Make the filling: Whisk together the eggs, yogurt, milk and spices. Roll out the dough so that it's large enough to cover a 7-inch spring-form pan. Press it around all the bottom edge, and flatten the folds. Take off any overhanging dough (you can roll it out thinly and bake at the same time to make crackers; they may be done before the quiche is, so keep an eye on them if you do this). Sprinkle the kale, ham and cheese on top of the dough, then pour the filling over.
Put in the oven on a baking sheet and turn the heat down to 375. Cook for 20 minutes. The sides will slip down and it will look like a rustic tart. Take out of the oven and cool for at least 5 minutes.
Friday, February 13, 2015
|Photograph ©2015, Lori Korleski Richardson|
(It happens. I remember one night a city editor at our newspaper ran around gathering up all the red and white carnations the pizza guy had delivered with the pizzas so he'd have something to bring his wife when he finally got off work one Feb. 14.)
Don't sweat it. Tonight, make sure you have the following available:
12 ounces semisweet chocolate chips
1 can fat-free sweetened condensed milk
1½ teaspoons vanilla extract
Sea salt or kosher salt
Tomorrow morning, suggest your love attend a matinee with a friend, something you know she wants to see but you don't. While she's gone, turn on the oven to 170 degrees, open a 12-ounce bag of semisweet chocolate chips (make sure they are real chocolate) and empty it in an 8-by-8-inch pan that you have lined with foil and sprayed with cooking spray. Spread them out. Then open a can of fat-free sweetened condensed milk and pour it over the chips. Put the pan in the oven. It should take about 15 minutes to melt. In the meantime, get out some vanilla extract, sea salt (or kosher salt) and if she likes nuts, a small bag of chopped pecans, walnuts, filberts, macadamias, pistachios or almonds. When you take the pan out, add 1½ teaspoons vanilla and mix the chocolate and milk quickly, gently (you don't want to tear the foil) and thoroughly. Smooth it out so that it goes into all the corners. Add the nuts and press them into the mixture, then lightly salt it all over. Put it in the refrigerator to set up for at least two hours. Take it out of the fridge, turn it out on a chopping board, peel off the foil, and cut it into little squares. Put the squares on a pretty plate, wrap in plastic, and put a bow on top of it.
Could hardly be easier. And hey, it's chocolate!
Tuesday, February 10, 2015
And although it tastes of summer, all fresh and juicy and tart, cold from the refrigerator, it ripens in the winter.

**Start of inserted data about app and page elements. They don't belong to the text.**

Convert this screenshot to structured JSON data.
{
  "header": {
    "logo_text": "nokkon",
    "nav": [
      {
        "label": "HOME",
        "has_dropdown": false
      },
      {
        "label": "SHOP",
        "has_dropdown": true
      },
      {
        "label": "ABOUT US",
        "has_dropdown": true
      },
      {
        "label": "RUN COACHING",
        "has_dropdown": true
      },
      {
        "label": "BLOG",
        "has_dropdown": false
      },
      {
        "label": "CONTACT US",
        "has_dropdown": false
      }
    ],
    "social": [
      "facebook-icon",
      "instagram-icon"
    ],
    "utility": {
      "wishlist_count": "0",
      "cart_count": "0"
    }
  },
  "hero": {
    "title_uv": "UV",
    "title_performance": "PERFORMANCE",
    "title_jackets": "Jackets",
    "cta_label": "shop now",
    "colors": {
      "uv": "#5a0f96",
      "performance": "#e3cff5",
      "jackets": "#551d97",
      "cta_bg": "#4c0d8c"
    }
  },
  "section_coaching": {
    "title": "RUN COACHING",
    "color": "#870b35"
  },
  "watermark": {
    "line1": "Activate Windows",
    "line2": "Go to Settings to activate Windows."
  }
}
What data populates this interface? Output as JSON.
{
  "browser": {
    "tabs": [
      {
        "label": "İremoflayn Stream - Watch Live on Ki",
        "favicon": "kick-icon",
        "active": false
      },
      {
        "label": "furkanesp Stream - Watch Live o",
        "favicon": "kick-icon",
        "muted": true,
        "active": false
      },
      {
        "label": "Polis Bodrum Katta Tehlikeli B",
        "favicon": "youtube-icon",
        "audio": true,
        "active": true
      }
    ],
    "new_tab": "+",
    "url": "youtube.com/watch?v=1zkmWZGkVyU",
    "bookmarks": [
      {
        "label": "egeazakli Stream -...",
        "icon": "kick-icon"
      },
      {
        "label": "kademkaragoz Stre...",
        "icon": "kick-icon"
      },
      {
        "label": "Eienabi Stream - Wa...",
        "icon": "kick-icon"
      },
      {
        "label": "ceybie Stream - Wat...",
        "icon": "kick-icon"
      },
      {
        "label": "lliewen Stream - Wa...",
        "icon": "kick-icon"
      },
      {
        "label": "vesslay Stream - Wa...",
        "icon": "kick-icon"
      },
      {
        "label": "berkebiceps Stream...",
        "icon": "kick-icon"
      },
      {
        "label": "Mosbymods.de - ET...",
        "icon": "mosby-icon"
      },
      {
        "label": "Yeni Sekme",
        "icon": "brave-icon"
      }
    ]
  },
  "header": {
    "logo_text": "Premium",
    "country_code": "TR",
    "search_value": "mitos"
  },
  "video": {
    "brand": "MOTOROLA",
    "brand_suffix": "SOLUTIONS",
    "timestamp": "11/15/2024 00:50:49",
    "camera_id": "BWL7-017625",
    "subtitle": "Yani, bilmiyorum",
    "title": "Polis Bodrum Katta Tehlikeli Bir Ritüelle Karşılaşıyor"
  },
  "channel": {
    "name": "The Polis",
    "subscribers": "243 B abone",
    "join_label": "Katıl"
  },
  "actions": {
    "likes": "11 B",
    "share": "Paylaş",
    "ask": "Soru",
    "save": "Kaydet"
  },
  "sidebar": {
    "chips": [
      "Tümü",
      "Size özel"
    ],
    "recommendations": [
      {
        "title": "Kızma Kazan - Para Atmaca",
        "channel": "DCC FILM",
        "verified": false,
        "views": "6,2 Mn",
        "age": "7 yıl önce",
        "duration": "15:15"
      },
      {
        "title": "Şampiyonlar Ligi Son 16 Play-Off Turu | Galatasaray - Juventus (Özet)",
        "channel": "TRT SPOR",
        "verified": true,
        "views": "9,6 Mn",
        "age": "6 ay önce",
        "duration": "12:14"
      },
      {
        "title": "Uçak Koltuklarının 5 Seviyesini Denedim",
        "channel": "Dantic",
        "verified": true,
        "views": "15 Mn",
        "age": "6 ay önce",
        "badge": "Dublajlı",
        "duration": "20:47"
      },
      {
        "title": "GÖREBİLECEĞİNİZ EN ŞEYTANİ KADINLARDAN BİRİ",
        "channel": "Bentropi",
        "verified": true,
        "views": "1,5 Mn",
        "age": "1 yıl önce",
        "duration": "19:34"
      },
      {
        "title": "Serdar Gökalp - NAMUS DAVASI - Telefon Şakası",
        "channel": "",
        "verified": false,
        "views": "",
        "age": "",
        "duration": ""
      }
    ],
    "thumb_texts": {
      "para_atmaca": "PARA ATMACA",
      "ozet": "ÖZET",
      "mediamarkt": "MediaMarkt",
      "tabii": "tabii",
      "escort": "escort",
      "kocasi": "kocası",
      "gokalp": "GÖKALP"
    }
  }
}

And my favorite, Texas Rio Red, isn't as available in stores in the East as the Florida fruits, which aren't nearly as sweet.
To get around this, you can use your broiler to punch up both the taste and the sweetness. Some people like to put some brown sugar on top, but I like them plain. Just half your fruit, put it on a pan suitable for broiling, and put it under the preheated broiler until the rind is good and toasty. The fruit will be warm, the cells swell to almost bursting and all you'll need to enjoy it is a grapefruit knife and/or grapefruit spoon.
Saturday, December 20, 2014
Friday, December 12, 2014
|Photo courtesy of kalettes.com|
If you just want the list, I'm glad to be of help:
1. Matcha tea (ground green tea with extra chlorophyll)
2. Broccoli sprouts
3. Crickets (as well as mealworms, locusts, and grasshoppers)
4. Kalettes (a hybrid of Brussels sprouts and kale)
5. Plantains (boiled and mashed, not fried)
6. Umeboshi (Japanese fermented plum) paste
10. Black-, mung- and garbanzo-bean pastas and flour
11. Khorasan wheat
12. Purple peppers
14. Coconut flour
15. Pine nuts (look for ones not from China)
Friday, December 5, 2014
SOURCE: PUBMED, COCHRANE
RESEARCH: DAVID MCCANDLESS, PEARL DOUGHTY-WHITE, ALEXIA WDOWSKI
CODE: ANDY PERKINS
I'm glad graphic artists are exploring new ways to convey information in charts. Sometimes the new ways are just confusing and actually worse at conveying the data than a simple bar chart. But sometimes, they come up something that works just amazingly well, like this one, courtesy of Information is Beautiful: http://www.informationisbeautiful.net/play/snake-oil-supplements/
Even better, it's interactive, with links to take you to more information about each bubble.